At the end of September, the New York state government announced that its Department of Environmental Conservation had completed a draft study to regulate unconventional gas drilling and would begin issuing drilling permits once the draft was finalized after a 60-day public comment period. We joined with other concerned activists nationwide to raise awareness of the problems associated with hydrofracking.

WW:What kind of problems have people confronted and how extensive are they?

GG:Problems include contaminated well water; methane contamination, causing water to become flammable; and drilling rigs erected within 200 feet of peoples’ homes. Property values have plummeted, with people unable to stay on their land yet unable to sell because it was too toxic.

Health problems, including skin rashes and neurological disorders, and unmanageable medical bills associated with treatment for illnesses likely to have been caused by exposure to hydrofracking chemicals are also problems. Because of the 2005 energy bill, chemicals in hydrofracking fluids need not be disclosed.

There has been no accountability for gas leaks or chemical spills and no plan for waste water treatment. There is a continued denial by gas companies that their operations are negatively impacting the areas.

WW: What was your experience at the public hearings?

GG: We traveled to Corning for the last DEC public hearing in our veggie-diesel bus. When we arrived, 98 speakers were ahead of us. There were around 500 people in attendance. We joined in a protest outside the building.

Green Guerrillas were first in line for the hearing in Ithaca the following day, where nearly 1,000 people gathered after a community rally. We offered a short skit to document the accounts of those who have been negatively impacted by fracking. All of the comments were recorded and forwarded to the DEC.

WW: Where do efforts stand now?

GG:Initially the DEC offered four public hearings, with a public comment period that was to end on Nov. 30. After a large public push for a six-month comment period, the DEC later extended it to Dec. 31.

There are multiple calls for Gov. Patterson to ban drilling statewide. Ithaca-based Toxics Targeting has issued a letter requesting that Patterson withdraw approval of any additional permits based on 270 documented oil and gas spills in New York that have yet to be cleaned up. More than 6,500 organizations and concerned people have signed the letter. (www.toxicstargeting.com)

WW: What’s next?

GG:We have been working with our local action network through our online presence: www.changents.com/green-guerrillas and www.guerrillagriots.wordpress.com. We created a new poster board on what the Marcellus Shale is, how hydraulic fracturing works and what people have experienced, plus why natural gas exploitation is not a transition from coal to a renewable future.

We recently became finalists in Free Range Studio’s Youtopia contest to get technical assistance with creating an online movie to expose the hydrofracking that affects 31 states.
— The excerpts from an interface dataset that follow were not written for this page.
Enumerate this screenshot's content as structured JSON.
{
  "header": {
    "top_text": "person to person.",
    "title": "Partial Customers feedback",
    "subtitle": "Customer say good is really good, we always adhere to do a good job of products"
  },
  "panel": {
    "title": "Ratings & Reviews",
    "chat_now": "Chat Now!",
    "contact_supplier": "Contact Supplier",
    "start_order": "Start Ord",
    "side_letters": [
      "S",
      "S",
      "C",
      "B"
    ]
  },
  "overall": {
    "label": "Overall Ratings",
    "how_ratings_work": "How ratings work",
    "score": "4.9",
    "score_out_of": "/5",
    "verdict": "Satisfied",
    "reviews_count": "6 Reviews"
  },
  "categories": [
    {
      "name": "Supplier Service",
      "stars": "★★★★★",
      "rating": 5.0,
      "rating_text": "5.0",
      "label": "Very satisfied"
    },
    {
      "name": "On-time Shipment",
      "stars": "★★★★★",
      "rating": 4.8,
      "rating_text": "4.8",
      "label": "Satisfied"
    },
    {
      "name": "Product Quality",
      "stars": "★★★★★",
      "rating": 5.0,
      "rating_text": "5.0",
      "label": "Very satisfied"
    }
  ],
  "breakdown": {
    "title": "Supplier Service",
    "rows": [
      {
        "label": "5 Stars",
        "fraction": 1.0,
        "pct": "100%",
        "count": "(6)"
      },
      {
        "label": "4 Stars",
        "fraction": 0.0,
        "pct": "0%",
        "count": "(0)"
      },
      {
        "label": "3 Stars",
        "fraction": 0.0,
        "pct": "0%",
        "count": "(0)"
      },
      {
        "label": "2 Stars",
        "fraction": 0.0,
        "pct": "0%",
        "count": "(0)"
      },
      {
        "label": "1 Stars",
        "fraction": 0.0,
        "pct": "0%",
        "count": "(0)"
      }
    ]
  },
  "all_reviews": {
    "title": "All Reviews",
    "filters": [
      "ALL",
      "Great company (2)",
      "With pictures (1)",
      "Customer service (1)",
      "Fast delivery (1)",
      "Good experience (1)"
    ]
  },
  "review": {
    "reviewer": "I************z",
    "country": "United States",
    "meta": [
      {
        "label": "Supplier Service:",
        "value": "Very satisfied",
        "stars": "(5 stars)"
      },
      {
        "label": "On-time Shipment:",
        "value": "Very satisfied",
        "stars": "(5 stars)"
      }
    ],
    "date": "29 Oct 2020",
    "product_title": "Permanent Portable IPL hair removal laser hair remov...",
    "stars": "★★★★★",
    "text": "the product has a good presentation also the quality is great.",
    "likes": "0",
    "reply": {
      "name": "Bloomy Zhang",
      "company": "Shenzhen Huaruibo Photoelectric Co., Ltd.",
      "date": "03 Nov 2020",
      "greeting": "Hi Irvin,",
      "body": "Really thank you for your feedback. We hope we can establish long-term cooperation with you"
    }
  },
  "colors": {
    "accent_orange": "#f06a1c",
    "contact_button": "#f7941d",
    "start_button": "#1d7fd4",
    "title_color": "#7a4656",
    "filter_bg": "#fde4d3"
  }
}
We plan to continue to raise awareness at a prisoner justice conference in Albany in March, and at the U.S. Social Forum in Detroit in June.